Meet a few of our explorers focusing on all things ocean! Check out our archive of Explorer Classroom events to meet even more. 1. Meet Sylvia Earle “Called “Her Deepness” by the New Yorker and the New York Times, “Living Legend” by the Library of Congress, and the first “Hero for the Planet,” Sylvia is an oceanographer, explorer, author, and lecturer with experience as a … Continue reading Five Female Ocean Explorers
Springtime for teachers can waver between exhaustion and exhilaration. “Interestingly enough,” one educator noted in an ASCD essay on End of the Year Reflections, “I would find myself re-energized and ready to start daydreaming about my next year. What would my students be like? How could I rearrange my room? What new practices could I implement that would totally overhaul and revolutionize my instruction? My … Continue reading Pick Up Your End-of-Year Energy with Our Professional Development Opportunities
This week, we learned … … teachers work more unpaid overtime than anyone else. Tell us something we don’t know! Check out our professional development opportunities to help alleviate unpaid OT. … the Cook Islands may literally redefine themselves. Where are the Cook Islands? Use our downloadable 1-Page Map to find these Pacific archipelagoes. … Scandinavian Americans are tiring of lutefisk, but African … Continue reading 11 Things We Learned This Week
Kim Heckart integrated science and literacy in an inquiry unit investigating the declining bee population. Her third-graders used nonfiction texts to research the reasons behind the decline. They also communicated the problem to their school community and created bee “hotels” to help provide habitat for bees. Continue reading Educator Spotlight: Taking Action to Bolster the Bee Population
Well, hello there! My name is Becky, and I am an elementary science teacher in Virginia Beach, Virginia! I am an avid science nerd, athlete, Washington football fan, Twitter-er, Instagrammer, dance mom, soccer mom, and just living that teacher life. I love being in the field, whether it’s on my school campus, a local park, or the Peruvian Amazon. In the field, no matter the … Continue reading Meet Becky Schnekser
The National Association for Music Education recognizes Music in Our Schools Month (MIOSM) as a time to “raise awareness of the importance of music education for all children—and to remind citizens that school is where all children should have access to music.” Here are five ways you can integrate music into geography, language arts, civics, and social studies classrooms. Use our diverse resources to explore … Continue reading Music in Our Schools, Music in Your Classroom!
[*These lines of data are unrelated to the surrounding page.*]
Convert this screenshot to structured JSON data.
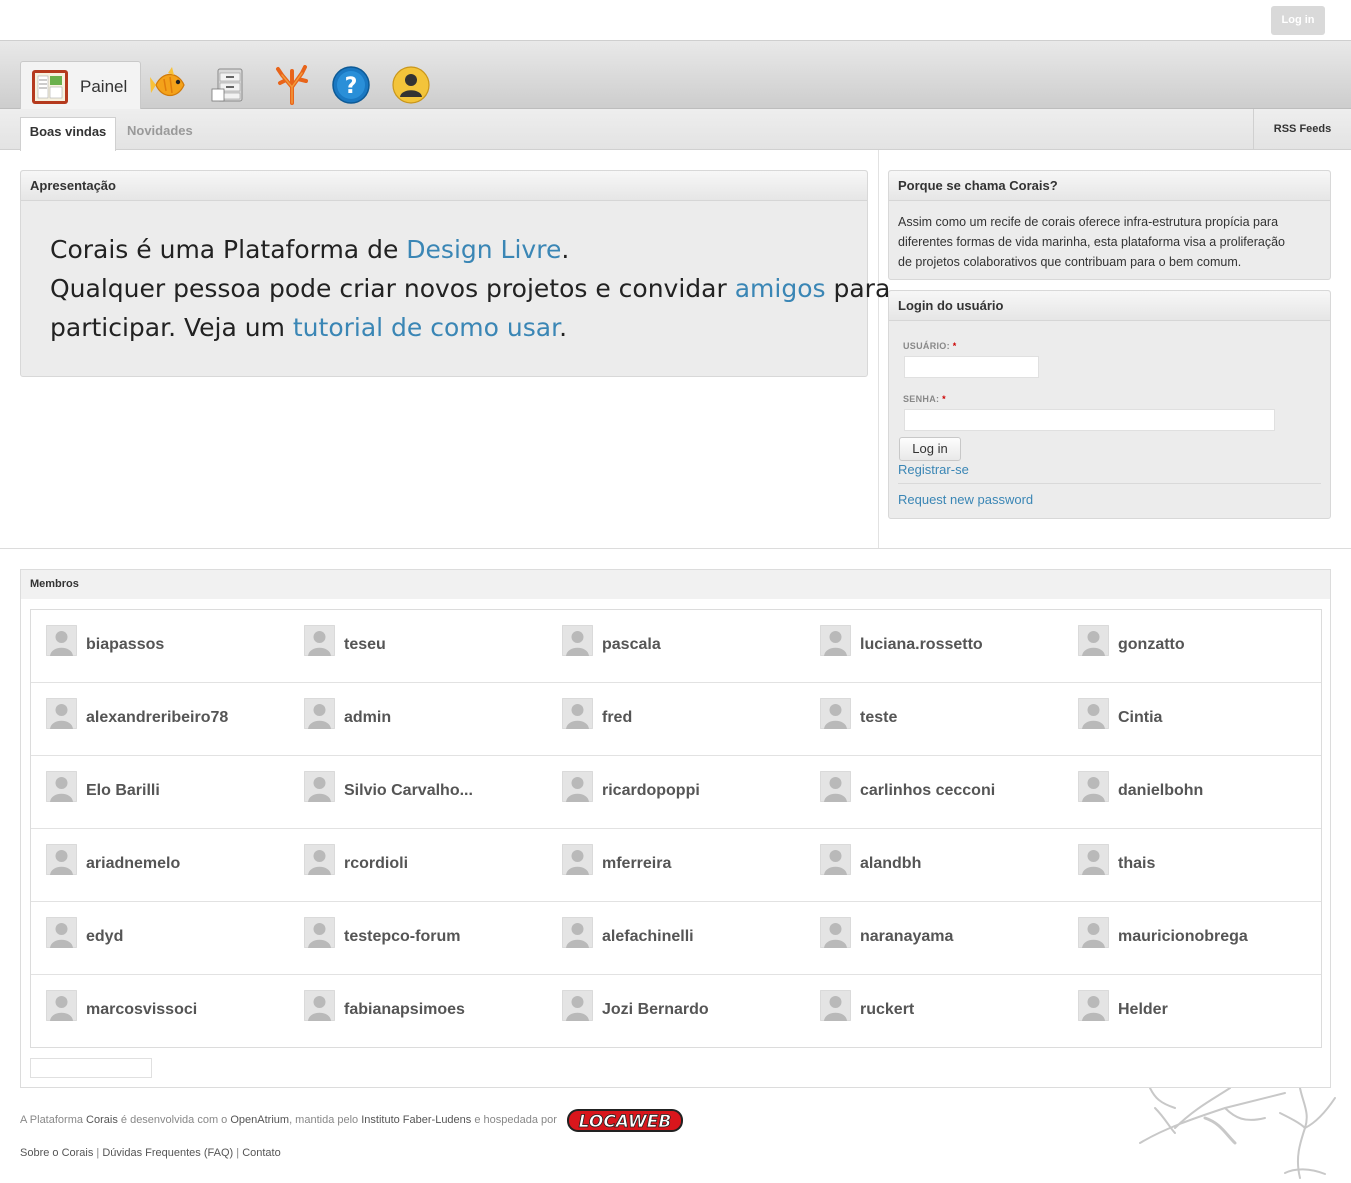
{
  "header": {
    "login_label": "Log in"
  },
  "nav": {
    "active_tab_label": "Painel",
    "icons": [
      "painel-icon",
      "fish-icon",
      "files-icon",
      "coral-icon",
      "help-icon",
      "user-icon"
    ]
  },
  "subtabs": {
    "active": "Boas vindas",
    "other": "Novidades",
    "rss": "RSS Feeds"
  },
  "apresentacao": {
    "title": "Apresentação",
    "l1_a": "Corais é uma Plataforma de ",
    "l1_link": "Design Livre",
    "l1_b": ".",
    "l2_a": "Qualquer pessoa pode criar novos projetos e convidar ",
    "l2_link": "amigos",
    "l2_b": " para",
    "l3_a": "participar. Veja um ",
    "l3_link": "tutorial de como usar",
    "l3_b": "."
  },
  "porque": {
    "title": "Porque se chama Corais?",
    "text_1": "Assim como um recife de corais oferece infra-estrutura propícia para",
    "text_2": "diferentes formas de vida marinha, esta plataforma visa a proliferação",
    "text_3": "de projetos colaborativos que contribuam para o bem comum."
  },
  "login": {
    "title": "Login do usuário",
    "username_label": "USUÁRIO:",
    "password_label": "SENHA:",
    "required_mark": "*",
    "button": "Log in",
    "register": "Registrar-se",
    "request_password": "Request new password"
  },
  "membros": {
    "title": "Membros",
    "rows": [
      [
        "biapassos",
        "teseu",
        "pascala",
        "luciana.rossetto",
        "gonzatto"
      ],
      [
        "alexandreribeiro78",
        "admin",
        "fred",
        "teste",
        "Cintia"
      ],
      [
        "Elo Barilli",
        "Silvio Carvalho...",
        "ricardopoppi",
        "carlinhos cecconi",
        "danielbohn"
      ],
      [
        "ariadnemelo",
        "rcordioli",
        "mferreira",
        "alandbh",
        "thais"
      ],
      [
        "edyd",
        "testepco-forum",
        "alefachinelli",
        "naranayama",
        "mauricionobrega"
      ],
      [
        "marcosvissoci",
        "fabianapsimoes",
        "Jozi Bernardo",
        "ruckert",
        "Helder"
      ]
    ]
  },
  "footer": {
    "p1": "A Plataforma ",
    "corais": "Corais",
    "p2": " é desenvolvida com o ",
    "openatrium": "OpenAtrium",
    "p3": ", mantida pelo ",
    "instituto": "Instituto Faber-Ludens",
    "p4": " e hospedada por",
    "locaweb": "LOCAWEB",
    "links": [
      "Sobre o Corais",
      "Dúvidas Frequentes (FAQ)",
      "Contato"
    ],
    "sep": " | "
  }
}
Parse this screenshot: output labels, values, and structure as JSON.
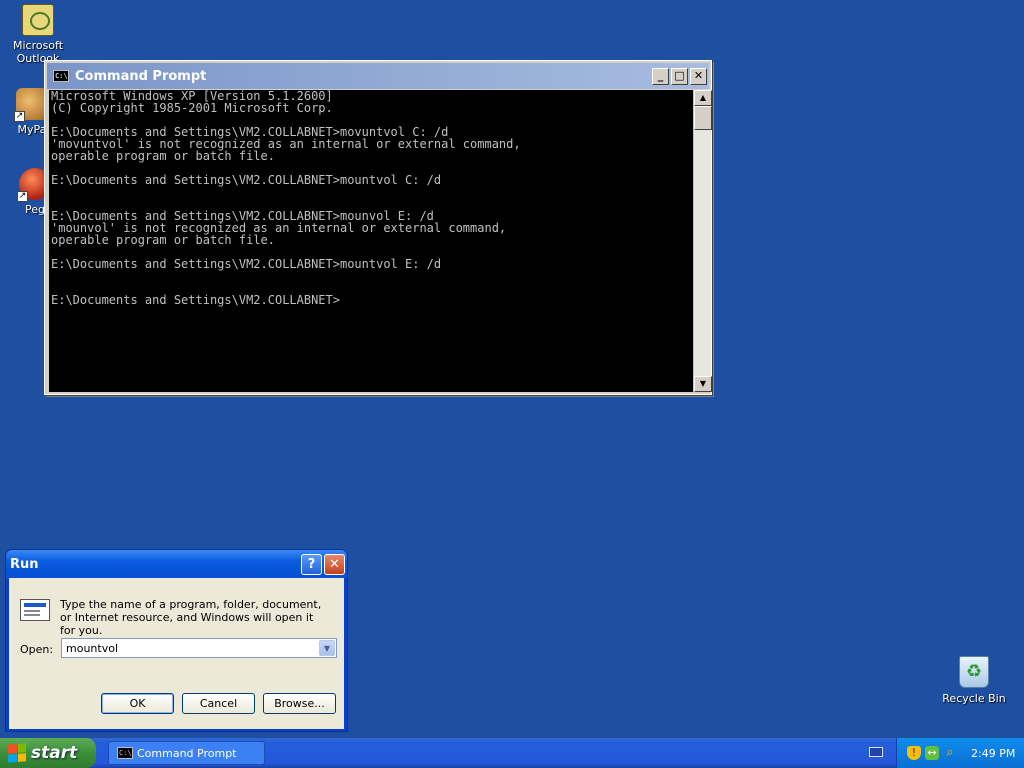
{
  "desktop": {
    "icons": [
      {
        "label": "Microsoft Outlook",
        "icon": "outlook-icon"
      },
      {
        "label": "MyPa",
        "icon": "shortcut-icon"
      },
      {
        "label": "Peg",
        "icon": "shortcut-icon"
      },
      {
        "label": "Recycle Bin",
        "icon": "recycle-bin-icon"
      }
    ]
  },
  "cmd_window": {
    "title": "Command Prompt",
    "icon_text": "C:\\",
    "buttons": {
      "minimize": "_",
      "maximize": "□",
      "close": "✕"
    },
    "output": "Microsoft Windows XP [Version 5.1.2600]\n(C) Copyright 1985-2001 Microsoft Corp.\n\nE:\\Documents and Settings\\VM2.COLLABNET>movuntvol C: /d\n'movuntvol' is not recognized as an internal or external command,\noperable program or batch file.\n\nE:\\Documents and Settings\\VM2.COLLABNET>mountvol C: /d\n\n\nE:\\Documents and Settings\\VM2.COLLABNET>mounvol E: /d\n'mounvol' is not recognized as an internal or external command,\noperable program or batch file.\n\nE:\\Documents and Settings\\VM2.COLLABNET>mountvol E: /d\n\n\nE:\\Documents and Settings\\VM2.COLLABNET>",
    "scroll_up": "▲",
    "scroll_down": "▼"
  },
  "run_dialog": {
    "title": "Run",
    "help_btn": "?",
    "close_btn": "✕",
    "description": "Type the name of a program, folder, document, or Internet resource, and Windows will open it for you.",
    "open_label": "Open:",
    "open_value": "mountvol",
    "dropdown_arrow": "▼",
    "ok_label": "OK",
    "cancel_label": "Cancel",
    "browse_label": "Browse..."
  },
  "taskbar": {
    "start_label": "start",
    "tasks": [
      {
        "label": "Command Prompt",
        "icon": "cmd-icon"
      }
    ],
    "tray_icons": [
      "security-shield-icon",
      "network-icon",
      "search-icon"
    ],
    "clock": "2:49 PM"
  },
  "colors": {
    "desktop_bg": "#1e4fa0",
    "xp_blue": "#0a5ce0",
    "start_green": "#3c8f3b"
  }
}
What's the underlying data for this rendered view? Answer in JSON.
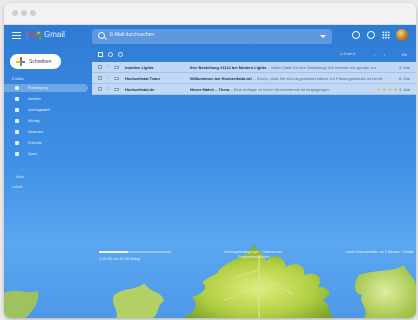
{
  "app": {
    "name": "Gmail",
    "search": {
      "placeholder": "E-Mail durchsuchen"
    },
    "compose_label": "Schreiben"
  },
  "sidebar": {
    "section_label": "E-Mails",
    "items": [
      {
        "label": "Posteingang",
        "count": "",
        "active": true,
        "icon": "inbox-icon"
      },
      {
        "label": "Markiert",
        "count": "",
        "active": false,
        "icon": "star-icon"
      },
      {
        "label": "Zurückgestellt",
        "count": "",
        "active": false,
        "icon": "clock-icon"
      },
      {
        "label": "Wichtig",
        "count": "",
        "active": false,
        "icon": "important-icon"
      },
      {
        "label": "Gesendet",
        "count": "",
        "active": false,
        "icon": "send-icon"
      },
      {
        "label": "Entwürfe",
        "count": "",
        "active": false,
        "icon": "draft-icon"
      },
      {
        "label": "Spam",
        "count": "",
        "active": false,
        "icon": "spam-icon"
      }
    ],
    "more_label": "Mehr",
    "labels_heading": "Labels"
  },
  "toolbar": {
    "page_range": "1–3 von 3",
    "lang": "De"
  },
  "emails": [
    {
      "sender": "Intuitive Lights",
      "subject": "Ihre Bestellung #1114 bei Modern Lights",
      "snippet": "– Vielen Dank für Ihre Bestellung! Wir bereiten sie gerade vor.",
      "date": "9. Mai",
      "tags": ""
    },
    {
      "sender": "Hochzeitstal Team",
      "subject": "Willkommen bei Hochzeitstal.de!",
      "snippet": "– Schön, dass Sie sich angemeldet haben. Ihr Planungsbereich ist bereit.",
      "date": "8. Mai",
      "tags": ""
    },
    {
      "sender": "Hochzeitstal.de",
      "subject": "Neuer Match – Thera",
      "snippet": "– Eine Anfrage zu Ihrem Wunschtermin ist eingegangen.",
      "date": "4. Mai",
      "tags": "★ ★ ★ ★"
    }
  ],
  "footer": {
    "storage_text": "0,09 GB von 15 GB belegt",
    "storage_fraction": 0.4,
    "middle": "Nutzungsbedingungen · Datenschutz · Programmrichtlinien",
    "right": "Letzte Kontoaktivität: vor 2 Minuten · Details"
  },
  "colors": {
    "accent": "#1a73e8",
    "background_top": "#2f7bd4",
    "background_bottom": "#4e99e8"
  }
}
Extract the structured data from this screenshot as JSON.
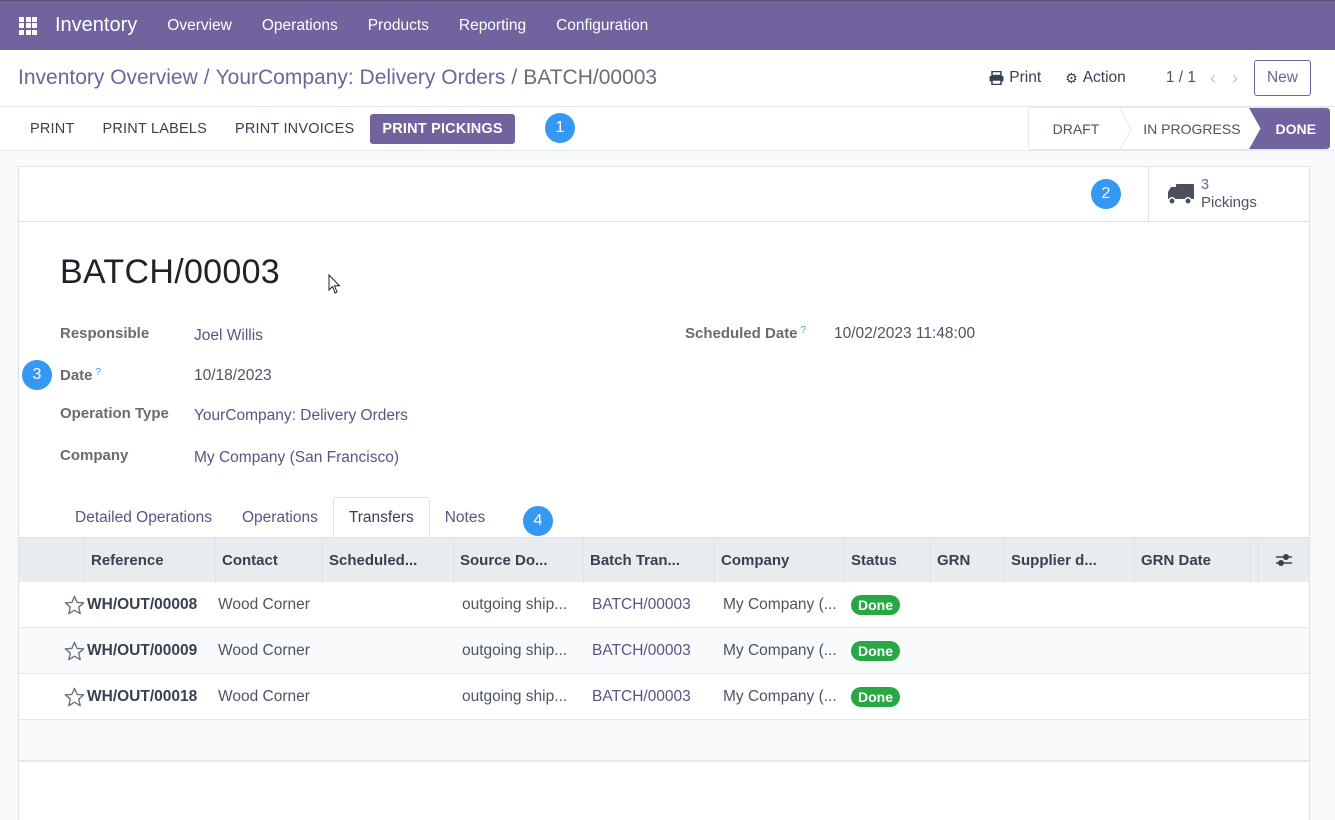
{
  "navbar": {
    "app_name": "Inventory",
    "menu": [
      "Overview",
      "Operations",
      "Products",
      "Reporting",
      "Configuration"
    ]
  },
  "breadcrumb": {
    "items": [
      "Inventory Overview",
      "YourCompany: Delivery Orders"
    ],
    "current": "BATCH/00003",
    "separator": "/"
  },
  "control": {
    "print_label": "Print",
    "action_label": "Action",
    "pager": "1 / 1",
    "new_label": "New"
  },
  "statusbar": {
    "buttons": [
      "PRINT",
      "PRINT LABELS",
      "PRINT INVOICES",
      "PRINT PICKINGS"
    ],
    "stages": [
      "DRAFT",
      "IN PROGRESS",
      "DONE"
    ],
    "current_stage": "DONE"
  },
  "annotations": [
    "1",
    "2",
    "3",
    "4"
  ],
  "smart_button": {
    "value": "3",
    "label": "Pickings"
  },
  "record": {
    "title": "BATCH/00003",
    "fields": {
      "responsible": {
        "label": "Responsible",
        "value": "Joel Willis"
      },
      "date": {
        "label": "Date",
        "help": "?",
        "value": "10/18/2023"
      },
      "operation_type": {
        "label": "Operation Type",
        "value": "YourCompany: Delivery Orders"
      },
      "company": {
        "label": "Company",
        "value": "My Company (San Francisco)"
      },
      "scheduled_date": {
        "label": "Scheduled Date",
        "help": "?",
        "value": "10/02/2023 11:48:00"
      }
    }
  },
  "tabs": [
    "Detailed Operations",
    "Operations",
    "Transfers",
    "Notes"
  ],
  "active_tab": "Transfers",
  "table": {
    "columns": [
      "Reference",
      "Contact",
      "Scheduled...",
      "Source Do...",
      "Batch Tran...",
      "Company",
      "Status",
      "GRN",
      "Supplier d...",
      "GRN Date"
    ],
    "rows": [
      {
        "reference": "WH/OUT/00008",
        "contact": "Wood Corner",
        "scheduled": "",
        "source": "outgoing ship...",
        "batch": "BATCH/00003",
        "company": "My Company (...",
        "status": "Done",
        "grn": "",
        "supplier": "",
        "grn_date": ""
      },
      {
        "reference": "WH/OUT/00009",
        "contact": "Wood Corner",
        "scheduled": "",
        "source": "outgoing ship...",
        "batch": "BATCH/00003",
        "company": "My Company (...",
        "status": "Done",
        "grn": "",
        "supplier": "",
        "grn_date": ""
      },
      {
        "reference": "WH/OUT/00018",
        "contact": "Wood Corner",
        "scheduled": "",
        "source": "outgoing ship...",
        "batch": "BATCH/00003",
        "company": "My Company (...",
        "status": "Done",
        "grn": "",
        "supplier": "",
        "grn_date": ""
      }
    ]
  },
  "colors": {
    "brand": "#71639e",
    "annotation": "#3598f3",
    "status_done": "#28a745"
  }
}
Teachers are constantly engaging with others—students, parents, and colleagues—yet they are the only ones with a complete understanding of their classrooms and practices. As a result, being a teacher can be lonely. I taught at a small school. I loved my colleagues on my social studies team; we shared resources and supported each other. Still, if I wanted to integrate new ideas into my curriculum, … Continue reading Developing a “National Geographic Explorer” Mindset in the Classroom
“How can my students learn literacy in a science classroom?” As a science teacher, I frequently hear this question from my colleagues. It is easy to confuse literacy for the act of learning to read, when really literacy is the act of reading to learn. This confusion can make non-language arts teachers believe that literacy is not a part of their instruction. Continue reading Strategy Share: Teaching Literacy in the Science Classroom
This post was written by educator Kimi Waite. Read our Educator Spotlight on Kimi here. Hi everyone! I’m Kimberly Waite, but you can call me Kimi. I’m a global citizen, explorer, and educator. (Fabric fish seem to figure into Kimi’s life of exploration! —ed) My life’s passions are travel and exploration, and my most powerful teaching and learning experiences have occurred outside of the classroom … Continue reading Global Citizen, Explorer, Educator
Defend your coastline from invasive species—enjoy a meal! It’s National Invasive Species Week! Invasive species—sometimes called “alien invaders”—are organisms that are not native to the places where they live. They compete so successfully in new ecosystems that they displace native species, and disrupt important processes like food webs. In the ocean, alien invaders can cause serious damage to habitats where seafood is caught or harvested. … Continue reading Eat An Alien Invader!
Our February newsletter is full of fun, fearless females and innovative ways to bring Black History Month to class! As always, our newsletter also features key dates and highlights of work around here at Nat Geo Ed. Click to download, and sign up to receive our monthly newsletter here! Continue reading Nat Geo Educator Update: February 2019
This week, we learned … … an icy superhighway once carried glaciers from Namibia to Brazil. How did they drift apart? … the Delta teacher shortage has reached crisis levels. What are trends that contribute to teacher shortages? How is National Geographic working to address them? … for years, buckets full of uranium ore sat in a museum building at Grand Canyon National … Continue reading 11 Things We Learned This Week
I recently found myself face-to-face with a giant tortoise. I was filming his eating behaviors in a field on Santa Cruz Island in the Galápagos Islands. I was there on assignment—not for a nature show, but for a group of 10-year-olds. Continue reading Strategy Share: Exploring the World Through Documentary Filmmaking